||Natural Gas Hydraulic Fracturing
||Green Century Capital Management
||Withdrawn in response to corporate commitments
Quantitative Risk Management Reporting for
Hydraulic Fracturing Operations
Extracting oil and gas from shale formations, using horizontal drilling and hydraulic fracturing technology, has become a controversial public issue. Leaks, spills, explosions and community impacts have put the industry's social license to operate at risk, leading to bans and moratoria in the US and around the globe.
Measurement and disclosure of best management practices and impacts is the primary means by which investors can gauge how companies are managing risks and rewards of their operations. The Department of Energy's Shale Gas Production Subcommittee recommended in 2011 that companies "adopt a more visible commitment to using quantitative measures as a means of achieving best practice and demonstrating to the public that there is continuous improvement in reducing the environmental impact of shale gas production." (emphasis in original).
The 2011 report, "Extracting the Facts: An Investor Guide to Disclosing Risks from Hydraulic Fracturing Operations," outlines best management practices, key performance indicators, and articulates clear investor expectations in these areas. It has been publicly supported by investors on three continents representing $1.3 trillion in assets under management and by various companies.
Although EQT publishes an annual sustainability report with some information on its practices and policies, the company's disclosures fall short in disclosing some areas critical to investors seeking to assess operational and financial risks. For instance:
- Potential impact on local water quality. The company lacks adequate disclosure on residuals management, the use of open pits for storage of wastes, the toxicity of drilling fluids and the management of radioactive materials.
- Methane releases. The release of methane in drilling completions and production has become a significant concern for the natural gas industry, because of the potential impacts on climate change.
- Host community relationships. Metrics necessary to determine trends in relationships to host communities are lacking.
Resolved: Shareholders request the Board of Directors to report to shareholders via quantitative indicators by December 31, 2014, and annually thereafter, the results of company policies and practices, above and beyond regulatory requirements, to minimize the adverse environmental and community impacts from the company's hydraulic fracturing operations associated with shale formations. Such reports should be prepared at reasonable cost, omitting confidential information.
Proponents suggest the reports include a breakdown by geographic region, such as each shale play in which the company engages in substantial extraction operations, addressing at a minimum:
- Percentage of wells using "green completions;"
- Methane leakage as a percentage of total production;
- Percentage of drilling residuals managed in closed-loop systems;
- Goals to eliminate the use of open pits for storage of drilling fluid and flowback water, with updates on progress;

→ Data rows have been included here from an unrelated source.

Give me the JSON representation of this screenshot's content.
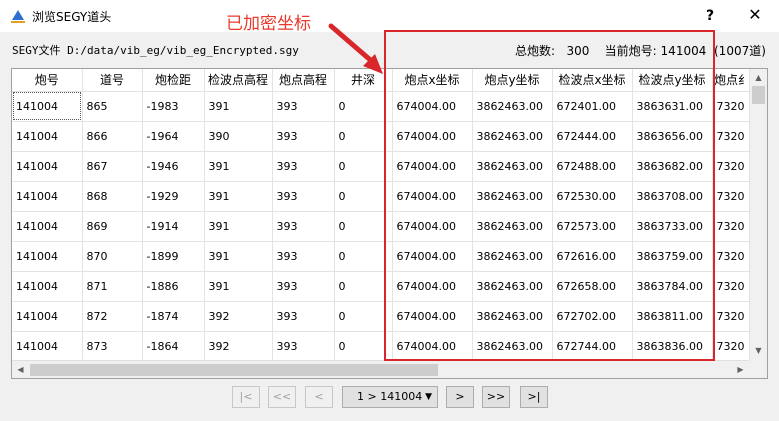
{
  "window": {
    "title": "浏览SEGY道头",
    "help_label": "?",
    "close_label": "✕"
  },
  "annotation": {
    "text": "已加密坐标",
    "color": "#e8392c"
  },
  "info": {
    "file_label": "SEGY文件",
    "file_path": "D:/data/vib_eg/vib_eg_Encrypted.sgy",
    "total_shots_label": "总炮数:",
    "total_shots_value": "300",
    "current_shot_label": "当前炮号:",
    "current_shot_value": "141004",
    "trace_count": "(1007道)"
  },
  "table": {
    "columns": [
      "炮号",
      "道号",
      "炮检距",
      "检波点高程",
      "炮点高程",
      "井深",
      "炮点x坐标",
      "炮点y坐标",
      "检波点x坐标",
      "检波点y坐标",
      "炮点纟"
    ],
    "rows": [
      [
        "141004",
        "865",
        "-1983",
        "391",
        "393",
        "0",
        "674004.00",
        "3862463.00",
        "672401.00",
        "3863631.00",
        "7320"
      ],
      [
        "141004",
        "866",
        "-1964",
        "390",
        "393",
        "0",
        "674004.00",
        "3862463.00",
        "672444.00",
        "3863656.00",
        "7320"
      ],
      [
        "141004",
        "867",
        "-1946",
        "391",
        "393",
        "0",
        "674004.00",
        "3862463.00",
        "672488.00",
        "3863682.00",
        "7320"
      ],
      [
        "141004",
        "868",
        "-1929",
        "391",
        "393",
        "0",
        "674004.00",
        "3862463.00",
        "672530.00",
        "3863708.00",
        "7320"
      ],
      [
        "141004",
        "869",
        "-1914",
        "391",
        "393",
        "0",
        "674004.00",
        "3862463.00",
        "672573.00",
        "3863733.00",
        "7320"
      ],
      [
        "141004",
        "870",
        "-1899",
        "391",
        "393",
        "0",
        "674004.00",
        "3862463.00",
        "672616.00",
        "3863759.00",
        "7320"
      ],
      [
        "141004",
        "871",
        "-1886",
        "391",
        "393",
        "0",
        "674004.00",
        "3862463.00",
        "672658.00",
        "3863784.00",
        "7320"
      ],
      [
        "141004",
        "872",
        "-1874",
        "392",
        "393",
        "0",
        "674004.00",
        "3862463.00",
        "672702.00",
        "3863811.00",
        "7320"
      ],
      [
        "141004",
        "873",
        "-1864",
        "392",
        "393",
        "0",
        "674004.00",
        "3862463.00",
        "672744.00",
        "3863836.00",
        "7320"
      ]
    ]
  },
  "pager": {
    "first_label": "|<",
    "prev_page_label": "<<",
    "prev_label": "<",
    "current_page": "1 > 141004",
    "next_label": ">",
    "next_page_label": ">>",
    "last_label": ">|"
  }
}
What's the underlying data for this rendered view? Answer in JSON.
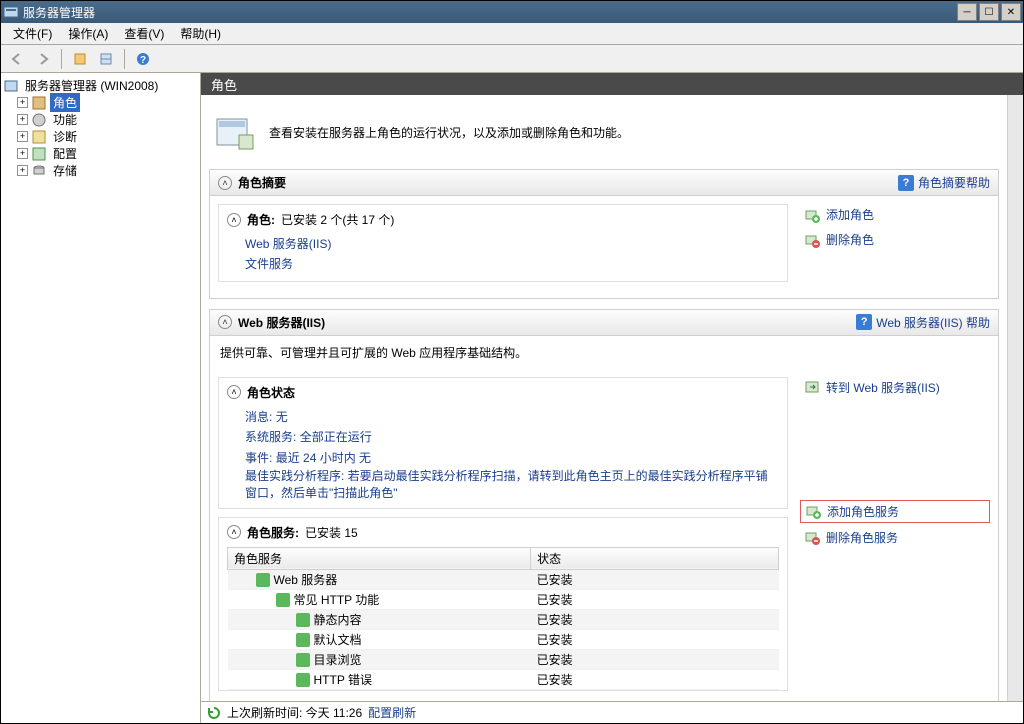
{
  "title": "服务器管理器",
  "menus": {
    "file": "文件(F)",
    "action": "操作(A)",
    "view": "查看(V)",
    "help": "帮助(H)"
  },
  "tree": {
    "root": "服务器管理器 (WIN2008)",
    "roles": "角色",
    "features": "功能",
    "diagnostics": "诊断",
    "configuration": "配置",
    "storage": "存储"
  },
  "header": "角色",
  "intro": "查看安装在服务器上角色的运行状况，以及添加或删除角色和功能。",
  "summary": {
    "title": "角色摘要",
    "help": "角色摘要帮助",
    "rolesHeading": "角色:",
    "rolesCount": "已安装 2 个(共 17 个)",
    "installed": [
      "Web 服务器(IIS)",
      "文件服务"
    ],
    "addRole": "添加角色",
    "removeRole": "删除角色"
  },
  "iis": {
    "title": "Web 服务器(IIS)",
    "help": "Web 服务器(IIS) 帮助",
    "desc": "提供可靠、可管理并且可扩展的 Web 应用程序基础结构。",
    "statusTitle": "角色状态",
    "goto": "转到 Web 服务器(IIS)",
    "msgLabel": "消息:",
    "msgVal": "无",
    "svcLabel": "系统服务:",
    "svcVal": "全部正在运行",
    "evtLabel": "事件:",
    "evtVal": "最近 24 小时内 无",
    "bpa": "最佳实践分析程序: 若要启动最佳实践分析程序扫描，请转到此角色主页上的最佳实践分析程序平铺窗口，然后单击\"扫描此角色\"",
    "servicesTitle": "角色服务:",
    "servicesCount": "已安装 15",
    "addService": "添加角色服务",
    "removeService": "删除角色服务",
    "cols": {
      "name": "角色服务",
      "status": "状态"
    },
    "rows": [
      {
        "name": "Web 服务器",
        "status": "已安装",
        "indent": 1
      },
      {
        "name": "常见 HTTP 功能",
        "status": "已安装",
        "indent": 2
      },
      {
        "name": "静态内容",
        "status": "已安装",
        "indent": 3
      },
      {
        "name": "默认文档",
        "status": "已安装",
        "indent": 3
      },
      {
        "name": "目录浏览",
        "status": "已安装",
        "indent": 3
      },
      {
        "name": "HTTP 错误",
        "status": "已安装",
        "indent": 3
      }
    ]
  },
  "statusbar": {
    "lastRefresh": "上次刷新时间: 今天 11:26",
    "configRefresh": "配置刷新"
  }
}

- Goals and quantitative reporting on progress to reduce toxicity of drilling fluids;
- A system for managing naturally occurring radioactive materials;
- Numbers and categories of community complaints of alleged impacts, and portion resolved;

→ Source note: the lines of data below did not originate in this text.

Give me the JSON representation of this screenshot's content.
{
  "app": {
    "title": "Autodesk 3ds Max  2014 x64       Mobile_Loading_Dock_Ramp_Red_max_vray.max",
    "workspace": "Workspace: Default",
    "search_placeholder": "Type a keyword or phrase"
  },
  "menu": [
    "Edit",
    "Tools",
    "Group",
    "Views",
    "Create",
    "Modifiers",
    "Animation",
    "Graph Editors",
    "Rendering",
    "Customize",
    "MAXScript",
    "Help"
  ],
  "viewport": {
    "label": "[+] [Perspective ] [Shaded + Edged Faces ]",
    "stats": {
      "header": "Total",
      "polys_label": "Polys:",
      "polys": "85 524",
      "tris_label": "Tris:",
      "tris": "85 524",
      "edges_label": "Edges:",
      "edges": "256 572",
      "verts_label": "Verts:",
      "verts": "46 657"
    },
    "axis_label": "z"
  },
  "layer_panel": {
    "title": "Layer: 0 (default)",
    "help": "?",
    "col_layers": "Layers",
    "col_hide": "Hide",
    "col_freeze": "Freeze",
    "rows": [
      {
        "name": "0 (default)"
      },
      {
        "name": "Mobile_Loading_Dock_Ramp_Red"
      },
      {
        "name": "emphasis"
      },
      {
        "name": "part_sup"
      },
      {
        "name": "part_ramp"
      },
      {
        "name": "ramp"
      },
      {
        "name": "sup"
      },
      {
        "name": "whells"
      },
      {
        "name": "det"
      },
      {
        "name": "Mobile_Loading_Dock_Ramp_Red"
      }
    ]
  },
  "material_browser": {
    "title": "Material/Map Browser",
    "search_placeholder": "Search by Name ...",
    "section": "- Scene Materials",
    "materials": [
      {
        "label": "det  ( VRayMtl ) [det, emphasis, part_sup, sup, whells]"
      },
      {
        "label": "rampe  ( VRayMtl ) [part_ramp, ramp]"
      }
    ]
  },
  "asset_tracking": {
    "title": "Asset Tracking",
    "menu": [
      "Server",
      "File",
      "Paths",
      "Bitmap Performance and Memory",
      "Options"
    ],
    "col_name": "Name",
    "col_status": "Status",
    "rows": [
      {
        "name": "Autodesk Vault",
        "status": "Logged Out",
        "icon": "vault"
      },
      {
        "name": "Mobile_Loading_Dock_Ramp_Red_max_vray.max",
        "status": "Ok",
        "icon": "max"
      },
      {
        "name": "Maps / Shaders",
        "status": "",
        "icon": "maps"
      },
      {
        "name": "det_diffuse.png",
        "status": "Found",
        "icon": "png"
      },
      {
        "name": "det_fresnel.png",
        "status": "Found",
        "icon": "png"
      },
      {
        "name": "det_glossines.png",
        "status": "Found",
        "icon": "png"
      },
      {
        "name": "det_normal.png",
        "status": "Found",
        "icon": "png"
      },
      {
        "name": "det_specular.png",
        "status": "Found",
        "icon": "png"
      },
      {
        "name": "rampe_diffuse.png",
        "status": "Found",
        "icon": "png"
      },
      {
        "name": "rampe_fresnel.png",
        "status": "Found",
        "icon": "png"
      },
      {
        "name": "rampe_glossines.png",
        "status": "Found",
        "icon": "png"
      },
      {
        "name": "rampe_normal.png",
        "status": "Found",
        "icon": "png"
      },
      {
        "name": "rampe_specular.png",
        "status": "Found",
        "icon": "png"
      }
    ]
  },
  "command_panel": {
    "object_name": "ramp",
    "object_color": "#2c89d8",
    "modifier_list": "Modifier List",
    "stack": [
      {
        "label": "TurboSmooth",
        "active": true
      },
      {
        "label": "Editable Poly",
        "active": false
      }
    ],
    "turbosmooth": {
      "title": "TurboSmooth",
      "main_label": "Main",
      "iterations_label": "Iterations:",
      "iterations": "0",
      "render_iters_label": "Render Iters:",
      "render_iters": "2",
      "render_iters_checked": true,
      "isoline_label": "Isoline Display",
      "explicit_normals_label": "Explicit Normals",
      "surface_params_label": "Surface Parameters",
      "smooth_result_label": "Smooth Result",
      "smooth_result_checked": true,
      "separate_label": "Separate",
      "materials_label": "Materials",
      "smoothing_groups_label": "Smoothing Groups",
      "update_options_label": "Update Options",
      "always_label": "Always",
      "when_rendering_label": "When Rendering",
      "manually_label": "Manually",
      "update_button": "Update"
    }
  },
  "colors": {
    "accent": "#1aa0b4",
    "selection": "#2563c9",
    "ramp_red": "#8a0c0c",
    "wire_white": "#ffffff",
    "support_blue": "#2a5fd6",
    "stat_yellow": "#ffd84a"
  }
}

- A systematic approach for reporting community concern statistics upward within the company.